In many ways, Tuesday night’s Pennsylvania Senate debate between Dr. Mehmet Oz, a Republican, and Lieutenant Governor John Fetterman, a Democrat, will look like what viewers expect: two candidates in a studio of television standing behind lecterns, in this case made of transparent plastic – one red and one blue.
But to accommodate Mr. Fetterman’s recovery from a stroke in May, the campaigns agreed to add something to the mix: two large monitors, a few feet above the heads of the two moderators. Professional typists who usually create closed captions for the hearing impaired will transcribe Dr. Oz’s questions and statements in real time for Mr. Fetterman to read.
Mr. Fetterman speaks “intelligently without cognitive deficits,” according to a statement from his doctor that the campaign released Oct. 15. But he continues to exhibit symptoms of what his doctor called an auditory processing disorder that “can appear as hearing difficulty.”
Dr. Oz, of course, will also see the monitors, and viewers will be able to catch a glimpse of them when the moderators appear on camera.

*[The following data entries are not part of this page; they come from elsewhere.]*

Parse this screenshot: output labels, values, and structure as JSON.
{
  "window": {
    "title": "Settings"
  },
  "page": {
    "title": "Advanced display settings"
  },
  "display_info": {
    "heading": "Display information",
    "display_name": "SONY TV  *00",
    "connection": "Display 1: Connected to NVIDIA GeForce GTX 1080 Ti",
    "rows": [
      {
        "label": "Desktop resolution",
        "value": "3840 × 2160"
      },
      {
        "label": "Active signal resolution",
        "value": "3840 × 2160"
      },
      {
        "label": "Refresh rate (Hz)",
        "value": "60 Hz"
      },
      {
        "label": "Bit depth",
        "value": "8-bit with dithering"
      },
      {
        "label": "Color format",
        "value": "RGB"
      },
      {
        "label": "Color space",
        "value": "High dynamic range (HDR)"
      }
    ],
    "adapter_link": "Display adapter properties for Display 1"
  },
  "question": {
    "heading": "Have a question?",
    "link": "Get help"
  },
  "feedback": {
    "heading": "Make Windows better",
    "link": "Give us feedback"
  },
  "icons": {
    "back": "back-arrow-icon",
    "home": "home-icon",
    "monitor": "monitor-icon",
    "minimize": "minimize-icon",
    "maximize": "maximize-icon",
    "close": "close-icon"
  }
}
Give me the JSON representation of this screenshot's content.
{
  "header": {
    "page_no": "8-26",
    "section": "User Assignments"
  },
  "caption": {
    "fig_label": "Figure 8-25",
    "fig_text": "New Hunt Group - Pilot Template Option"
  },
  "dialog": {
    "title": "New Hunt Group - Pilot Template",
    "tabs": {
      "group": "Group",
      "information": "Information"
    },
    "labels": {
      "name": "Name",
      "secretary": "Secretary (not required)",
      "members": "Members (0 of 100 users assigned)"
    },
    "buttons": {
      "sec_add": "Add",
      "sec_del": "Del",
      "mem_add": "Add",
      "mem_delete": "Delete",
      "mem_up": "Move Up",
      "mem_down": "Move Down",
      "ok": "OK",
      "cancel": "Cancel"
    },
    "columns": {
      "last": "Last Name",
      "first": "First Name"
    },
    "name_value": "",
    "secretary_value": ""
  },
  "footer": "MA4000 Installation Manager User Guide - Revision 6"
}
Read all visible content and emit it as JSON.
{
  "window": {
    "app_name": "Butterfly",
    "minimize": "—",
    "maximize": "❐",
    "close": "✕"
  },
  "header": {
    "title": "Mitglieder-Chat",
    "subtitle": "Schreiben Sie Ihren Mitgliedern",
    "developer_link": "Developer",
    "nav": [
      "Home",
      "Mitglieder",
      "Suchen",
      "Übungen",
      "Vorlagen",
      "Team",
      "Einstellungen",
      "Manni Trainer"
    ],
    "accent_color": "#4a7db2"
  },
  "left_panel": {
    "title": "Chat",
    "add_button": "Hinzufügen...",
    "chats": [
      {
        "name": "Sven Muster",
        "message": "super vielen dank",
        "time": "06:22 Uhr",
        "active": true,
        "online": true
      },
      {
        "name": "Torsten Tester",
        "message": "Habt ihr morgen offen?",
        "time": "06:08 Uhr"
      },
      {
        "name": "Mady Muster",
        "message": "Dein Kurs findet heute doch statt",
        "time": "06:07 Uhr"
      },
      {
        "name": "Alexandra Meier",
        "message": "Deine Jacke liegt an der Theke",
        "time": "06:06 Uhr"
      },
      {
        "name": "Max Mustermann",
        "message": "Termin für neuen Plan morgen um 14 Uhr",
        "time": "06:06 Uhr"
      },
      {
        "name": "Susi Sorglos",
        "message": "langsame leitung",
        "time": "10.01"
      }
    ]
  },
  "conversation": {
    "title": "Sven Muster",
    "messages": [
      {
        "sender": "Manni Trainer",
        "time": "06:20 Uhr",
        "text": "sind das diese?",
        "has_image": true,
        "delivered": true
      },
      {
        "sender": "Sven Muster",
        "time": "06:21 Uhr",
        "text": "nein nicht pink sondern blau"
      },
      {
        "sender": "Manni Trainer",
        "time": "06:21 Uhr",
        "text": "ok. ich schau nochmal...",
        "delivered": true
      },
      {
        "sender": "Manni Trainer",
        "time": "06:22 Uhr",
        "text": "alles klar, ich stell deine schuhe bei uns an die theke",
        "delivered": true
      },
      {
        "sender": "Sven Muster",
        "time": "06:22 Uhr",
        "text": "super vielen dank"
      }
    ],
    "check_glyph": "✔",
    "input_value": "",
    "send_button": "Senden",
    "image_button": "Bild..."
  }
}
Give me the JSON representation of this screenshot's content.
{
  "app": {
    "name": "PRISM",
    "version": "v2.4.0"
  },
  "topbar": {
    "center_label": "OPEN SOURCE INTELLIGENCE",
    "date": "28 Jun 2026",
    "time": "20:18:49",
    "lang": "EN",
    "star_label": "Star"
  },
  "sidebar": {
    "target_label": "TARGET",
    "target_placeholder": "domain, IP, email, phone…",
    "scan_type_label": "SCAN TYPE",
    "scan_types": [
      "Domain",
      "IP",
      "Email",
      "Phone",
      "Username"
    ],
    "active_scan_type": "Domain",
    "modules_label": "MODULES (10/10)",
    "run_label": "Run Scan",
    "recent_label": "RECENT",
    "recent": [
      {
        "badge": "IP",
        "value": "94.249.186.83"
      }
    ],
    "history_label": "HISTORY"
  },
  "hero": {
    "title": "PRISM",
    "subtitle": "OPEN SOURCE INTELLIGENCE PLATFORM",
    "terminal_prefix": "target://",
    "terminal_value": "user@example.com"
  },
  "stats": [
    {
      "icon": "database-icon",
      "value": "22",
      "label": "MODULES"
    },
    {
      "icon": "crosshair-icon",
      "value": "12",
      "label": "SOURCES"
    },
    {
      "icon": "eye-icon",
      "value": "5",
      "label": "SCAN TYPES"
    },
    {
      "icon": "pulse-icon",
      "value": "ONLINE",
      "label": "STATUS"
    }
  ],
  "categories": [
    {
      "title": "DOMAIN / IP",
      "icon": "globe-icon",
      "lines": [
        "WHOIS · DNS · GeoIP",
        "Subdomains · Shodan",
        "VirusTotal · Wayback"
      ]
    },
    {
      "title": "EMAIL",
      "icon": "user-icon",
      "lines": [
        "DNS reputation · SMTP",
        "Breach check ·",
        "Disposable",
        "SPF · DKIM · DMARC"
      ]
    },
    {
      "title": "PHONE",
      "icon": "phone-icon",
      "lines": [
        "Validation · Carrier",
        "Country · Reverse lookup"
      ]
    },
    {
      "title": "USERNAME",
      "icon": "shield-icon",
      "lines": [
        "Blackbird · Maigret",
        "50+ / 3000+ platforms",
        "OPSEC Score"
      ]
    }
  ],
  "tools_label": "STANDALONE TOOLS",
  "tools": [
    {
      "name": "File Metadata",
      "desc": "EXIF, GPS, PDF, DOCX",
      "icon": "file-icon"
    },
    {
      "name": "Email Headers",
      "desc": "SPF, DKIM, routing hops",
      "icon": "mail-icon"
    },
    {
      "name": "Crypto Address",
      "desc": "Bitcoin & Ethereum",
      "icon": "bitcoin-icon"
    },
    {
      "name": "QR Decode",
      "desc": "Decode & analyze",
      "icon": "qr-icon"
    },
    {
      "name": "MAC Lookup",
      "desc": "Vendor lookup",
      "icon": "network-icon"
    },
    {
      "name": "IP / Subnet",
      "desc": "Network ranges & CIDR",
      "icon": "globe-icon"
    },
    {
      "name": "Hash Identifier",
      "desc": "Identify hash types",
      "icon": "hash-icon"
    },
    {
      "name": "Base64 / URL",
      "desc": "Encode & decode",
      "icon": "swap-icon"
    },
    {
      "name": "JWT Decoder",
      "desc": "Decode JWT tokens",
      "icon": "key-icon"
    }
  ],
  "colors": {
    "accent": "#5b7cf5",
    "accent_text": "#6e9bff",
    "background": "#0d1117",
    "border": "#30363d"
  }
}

The debate host, WHTM-TV in Harrisburg, is expected to explain the setup to viewers before the debate begins.